During a board meeting this week NYPD Transit Bureau Chief Kathleen O’Reilly said the rise in subway crime isn’t as much of a problem as it seems to be.

“We are still battling the impression that crime is out of control in the subway, and this is not the case,” said O’Reilly. “These few vicious incidents don’t represent the majority of the subway system.”

For all of the news of an alleged increase in subway crime, the NYPD states that crime is lower than ever. However, the types of crimes seeing an increase leave a sour taste.

In the same week cops arrested the Morgan Avenue attacker, police officials unveiled statistics that showed crime in 2020 was lower than 2019, dropping 95,552 incidents. This includes 681 fewer victims than last year and 11,668 fewer victims in six years.

But there was also an increase in shootings and murders with a 97% increase in shootings and a 44% increase in murders when compared to 2019. Burglaries and car thefts have increased by 42% and 67% respectively. There was also a 29% increase in gun arrests.

According to the MTA, in 2020, 50 of its officers are patrolling the subway (the NYPD added hundreds of officers to subway patrol as well). Before testifying at the hearing Utano met with police department chiefs to discuss assaults impacting Local 100 members on buses and in subways. Utano called for a bigger police presence in order to deter crime. O’Reilly assured Utano that her division would see an increase in officers using the two classes of recruits in the NYPD Academy to add more people to subway patrol.
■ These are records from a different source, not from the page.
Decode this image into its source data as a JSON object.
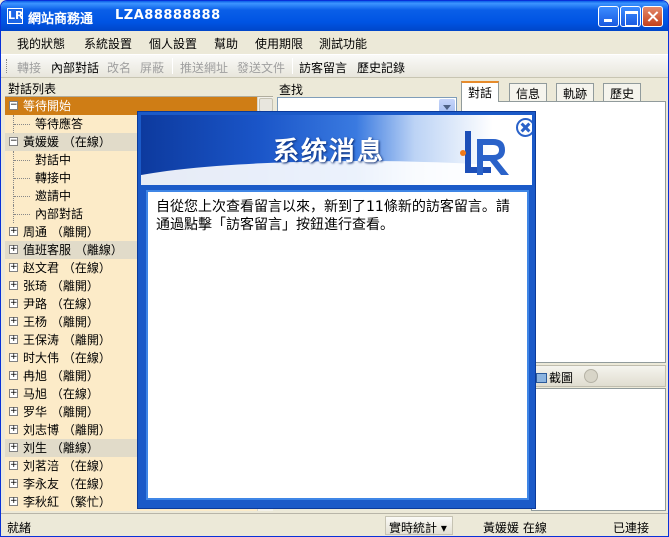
{
  "window": {
    "title": "網站商務通",
    "account_id": "LZA88888888",
    "app_icon_glyph": "LR"
  },
  "menu": [
    "我的狀態",
    "系統設置",
    "個人設置",
    "幫助",
    "使用期限",
    "測試功能"
  ],
  "toolbar": {
    "transfer": "轉接",
    "internal_chat": "內部對話",
    "rename": "改名",
    "block": "屏蔽",
    "push_url": "推送網址",
    "send_file": "發送文件",
    "visitor_messages": "訪客留言",
    "history": "歷史記錄"
  },
  "left_panel": {
    "header": "對話列表",
    "tree": [
      {
        "label": "等待開始",
        "expander": "−",
        "type": "group",
        "state": "selected"
      },
      {
        "label": "等待應答",
        "type": "child"
      },
      {
        "label": "黃媛媛 （在線）",
        "expander": "−",
        "type": "group",
        "state": "grey"
      },
      {
        "label": "對話中",
        "type": "child"
      },
      {
        "label": "轉接中",
        "type": "child"
      },
      {
        "label": "邀請中",
        "type": "child"
      },
      {
        "label": "內部對話",
        "type": "child"
      },
      {
        "label": "周通 （離開）",
        "expander": "+",
        "type": "group"
      },
      {
        "label": "值班客服 （離線）",
        "expander": "+",
        "type": "group",
        "state": "grey"
      },
      {
        "label": "赵文君 （在線）",
        "expander": "+",
        "type": "group"
      },
      {
        "label": "张琦 （離開）",
        "expander": "+",
        "type": "group"
      },
      {
        "label": "尹路 （在線）",
        "expander": "+",
        "type": "group"
      },
      {
        "label": "王杨 （離開）",
        "expander": "+",
        "type": "group"
      },
      {
        "label": "王保涛 （離開）",
        "expander": "+",
        "type": "group"
      },
      {
        "label": "时大伟 （在線）",
        "expander": "+",
        "type": "group"
      },
      {
        "label": "冉旭 （離開）",
        "expander": "+",
        "type": "group"
      },
      {
        "label": "马旭 （在線）",
        "expander": "+",
        "type": "group"
      },
      {
        "label": "罗华 （離開）",
        "expander": "+",
        "type": "group"
      },
      {
        "label": "刘志博 （離開）",
        "expander": "+",
        "type": "group"
      },
      {
        "label": "刘生 （離線）",
        "expander": "+",
        "type": "group",
        "state": "grey"
      },
      {
        "label": "刘茗涪 （在線）",
        "expander": "+",
        "type": "group"
      },
      {
        "label": "李永友 （在線）",
        "expander": "+",
        "type": "group"
      },
      {
        "label": "李秋紅 （繁忙）",
        "expander": "+",
        "type": "group"
      }
    ]
  },
  "search": {
    "label": "查找",
    "value": ""
  },
  "tabs": [
    "對話",
    "信息",
    "軌跡",
    "歷史"
  ],
  "right_toolbar": {
    "screenshot": "截圖"
  },
  "dialog": {
    "title": "系统消息",
    "message": "自從您上次查看留言以來，新到了11條新的訪客留言。請通過點擊「訪客留言」按鈕進行查看。"
  },
  "statusbar": {
    "left": "就緒",
    "stats_dropdown": "實時統計",
    "user_status": "黃媛媛 在線",
    "connection": "已連接"
  },
  "colors": {
    "title_blue": "#0054e3",
    "tree_bg": "#fcebc8",
    "selected_row": "#cf7d15",
    "dialog_blue": "#1b5ac8"
  }
}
For now, however, words will substitute for action. In a statement addressing the Christmas Eve incident, MTA Chief Communications Officer Abbey Collins said, “We have zero tolerance for these heinous attacks on our heroic workers.”